▼▼▼

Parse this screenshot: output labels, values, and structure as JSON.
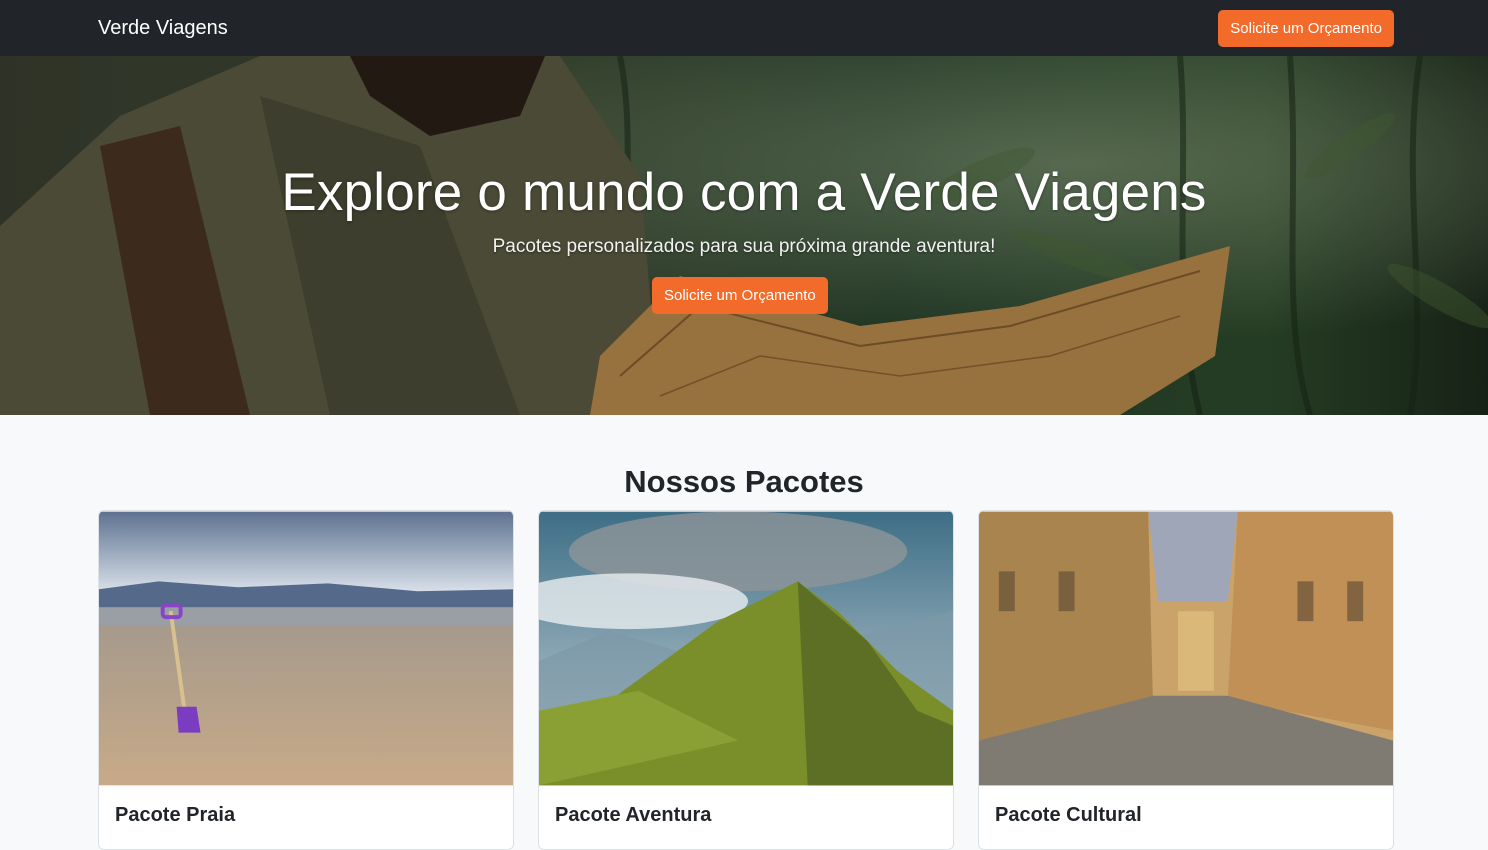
{
  "navbar": {
    "brand": "Verde Viagens",
    "cta_label": "Solicite um Orçamento"
  },
  "hero": {
    "title": "Explore o mundo com a Verde Viagens",
    "subtitle": "Pacotes personalizados para sua próxima grande aventura!",
    "cta_label": "Solicite um Orçamento"
  },
  "packages": {
    "heading": "Nossos Pacotes",
    "cards": [
      {
        "title": "Pacote Praia",
        "image": "beach-shovel-photo"
      },
      {
        "title": "Pacote Aventura",
        "image": "mountain-ridge-photo"
      },
      {
        "title": "Pacote Cultural",
        "image": "historic-street-photo"
      }
    ]
  },
  "colors": {
    "navbar_bg": "#212529",
    "accent": "#f26b2a",
    "page_bg": "#f8f9fa"
  }
}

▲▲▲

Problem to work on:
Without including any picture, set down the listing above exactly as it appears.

Result:
Parse this screenshot: output labels, values, and structure as JSON.
{
  "navbar": {
    "brand": "Verde Viagens",
    "cta_label": "Solicite um Orçamento"
  },
  "hero": {
    "title": "Explore o mundo com a Verde Viagens",
    "subtitle": "Pacotes personalizados para sua próxima grande aventura!",
    "cta_label": "Solicite um Orçamento"
  },
  "packages": {
    "heading": "Nossos Pacotes",
    "cards": [
      {
        "title": "Pacote Praia",
        "image": "beach-shovel-photo"
      },
      {
        "title": "Pacote Aventura",
        "image": "mountain-ridge-photo"
      },
      {
        "title": "Pacote Cultural",
        "image": "historic-street-photo"
      }
    ]
  },
  "colors": {
    "navbar_bg": "#212529",
    "accent": "#f26b2a",
    "page_bg": "#f8f9fa"
  }
}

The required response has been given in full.